RECORDS SUPPLIED section start
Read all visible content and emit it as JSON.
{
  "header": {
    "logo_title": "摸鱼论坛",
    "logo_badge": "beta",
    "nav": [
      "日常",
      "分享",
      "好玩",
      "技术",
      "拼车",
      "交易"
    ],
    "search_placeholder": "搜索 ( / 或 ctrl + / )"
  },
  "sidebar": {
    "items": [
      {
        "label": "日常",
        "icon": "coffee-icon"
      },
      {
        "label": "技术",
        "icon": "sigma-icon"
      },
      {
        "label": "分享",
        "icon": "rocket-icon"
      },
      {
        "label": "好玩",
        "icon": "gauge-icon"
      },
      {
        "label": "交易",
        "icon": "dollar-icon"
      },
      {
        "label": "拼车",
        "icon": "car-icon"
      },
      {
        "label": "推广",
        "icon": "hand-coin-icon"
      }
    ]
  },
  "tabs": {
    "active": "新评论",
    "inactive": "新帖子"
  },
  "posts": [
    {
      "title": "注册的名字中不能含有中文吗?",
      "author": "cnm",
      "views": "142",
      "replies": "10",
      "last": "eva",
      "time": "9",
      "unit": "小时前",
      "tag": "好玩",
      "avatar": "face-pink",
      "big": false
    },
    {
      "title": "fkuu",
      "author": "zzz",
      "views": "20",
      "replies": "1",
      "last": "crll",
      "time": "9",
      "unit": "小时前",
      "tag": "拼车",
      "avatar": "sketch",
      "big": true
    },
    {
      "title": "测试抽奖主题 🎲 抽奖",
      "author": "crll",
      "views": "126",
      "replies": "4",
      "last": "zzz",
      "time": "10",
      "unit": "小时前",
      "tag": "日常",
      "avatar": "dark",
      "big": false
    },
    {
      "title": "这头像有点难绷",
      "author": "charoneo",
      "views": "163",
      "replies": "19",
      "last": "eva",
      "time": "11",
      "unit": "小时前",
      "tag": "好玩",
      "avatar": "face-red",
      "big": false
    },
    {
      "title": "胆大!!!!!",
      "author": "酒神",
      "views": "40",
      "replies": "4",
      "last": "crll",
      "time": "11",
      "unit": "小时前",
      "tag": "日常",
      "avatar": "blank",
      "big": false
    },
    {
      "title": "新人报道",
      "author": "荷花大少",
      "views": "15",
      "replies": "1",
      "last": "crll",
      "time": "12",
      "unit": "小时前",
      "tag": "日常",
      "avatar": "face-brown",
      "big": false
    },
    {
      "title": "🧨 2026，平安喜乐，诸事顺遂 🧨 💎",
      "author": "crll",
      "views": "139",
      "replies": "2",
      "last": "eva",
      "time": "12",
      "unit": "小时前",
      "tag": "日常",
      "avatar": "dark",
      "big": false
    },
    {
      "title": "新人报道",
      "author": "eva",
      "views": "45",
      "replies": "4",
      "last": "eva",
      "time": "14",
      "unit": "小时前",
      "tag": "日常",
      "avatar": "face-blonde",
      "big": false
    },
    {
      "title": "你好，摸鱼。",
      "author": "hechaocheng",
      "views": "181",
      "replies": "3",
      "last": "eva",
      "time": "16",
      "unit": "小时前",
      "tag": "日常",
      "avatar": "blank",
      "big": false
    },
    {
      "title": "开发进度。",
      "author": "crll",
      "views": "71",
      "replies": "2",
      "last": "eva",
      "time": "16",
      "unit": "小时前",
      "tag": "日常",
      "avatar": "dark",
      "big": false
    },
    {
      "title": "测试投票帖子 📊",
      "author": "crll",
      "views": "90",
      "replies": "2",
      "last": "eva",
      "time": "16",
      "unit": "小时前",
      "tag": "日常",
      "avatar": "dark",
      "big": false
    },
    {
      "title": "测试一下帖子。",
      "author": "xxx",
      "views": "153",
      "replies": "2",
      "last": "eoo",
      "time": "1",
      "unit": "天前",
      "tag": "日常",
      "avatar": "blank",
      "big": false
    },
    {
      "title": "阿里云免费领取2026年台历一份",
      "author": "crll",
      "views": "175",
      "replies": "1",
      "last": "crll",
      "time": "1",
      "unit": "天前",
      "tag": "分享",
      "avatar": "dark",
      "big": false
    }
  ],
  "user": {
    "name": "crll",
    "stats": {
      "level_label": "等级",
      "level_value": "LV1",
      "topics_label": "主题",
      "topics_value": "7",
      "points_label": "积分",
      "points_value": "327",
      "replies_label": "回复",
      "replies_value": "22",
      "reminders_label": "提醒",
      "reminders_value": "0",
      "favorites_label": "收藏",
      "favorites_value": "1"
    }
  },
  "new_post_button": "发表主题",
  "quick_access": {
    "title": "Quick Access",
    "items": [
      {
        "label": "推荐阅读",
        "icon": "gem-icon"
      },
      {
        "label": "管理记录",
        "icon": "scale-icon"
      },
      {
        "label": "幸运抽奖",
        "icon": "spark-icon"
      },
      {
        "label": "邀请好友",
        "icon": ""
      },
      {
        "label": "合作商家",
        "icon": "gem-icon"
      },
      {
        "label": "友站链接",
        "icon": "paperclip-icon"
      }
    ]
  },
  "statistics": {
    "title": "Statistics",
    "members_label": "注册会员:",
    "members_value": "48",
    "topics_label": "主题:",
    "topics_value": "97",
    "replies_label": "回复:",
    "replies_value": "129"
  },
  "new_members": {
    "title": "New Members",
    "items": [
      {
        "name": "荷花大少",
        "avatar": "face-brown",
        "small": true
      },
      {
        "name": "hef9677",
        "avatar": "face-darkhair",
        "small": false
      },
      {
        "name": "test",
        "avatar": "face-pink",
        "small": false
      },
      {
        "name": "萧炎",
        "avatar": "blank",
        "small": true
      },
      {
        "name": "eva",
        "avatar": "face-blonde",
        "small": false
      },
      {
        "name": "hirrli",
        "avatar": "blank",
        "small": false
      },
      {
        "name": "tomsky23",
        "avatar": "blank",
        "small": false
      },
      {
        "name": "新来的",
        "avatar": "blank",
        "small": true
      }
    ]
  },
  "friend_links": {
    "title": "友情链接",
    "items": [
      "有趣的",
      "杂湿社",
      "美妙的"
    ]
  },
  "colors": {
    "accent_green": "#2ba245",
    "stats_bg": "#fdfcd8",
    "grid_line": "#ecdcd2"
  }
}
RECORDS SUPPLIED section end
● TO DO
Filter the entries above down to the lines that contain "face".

● SOLUTION TO THIS EXERCISE
      "avatar": "face-pink",
      "avatar": "face-red",
      "avatar": "face-brown",
      "avatar": "face-blonde",
        "avatar": "face-brown",
        "avatar": "face-darkhair",
        "avatar": "face-pink",
        "avatar": "face-blonde",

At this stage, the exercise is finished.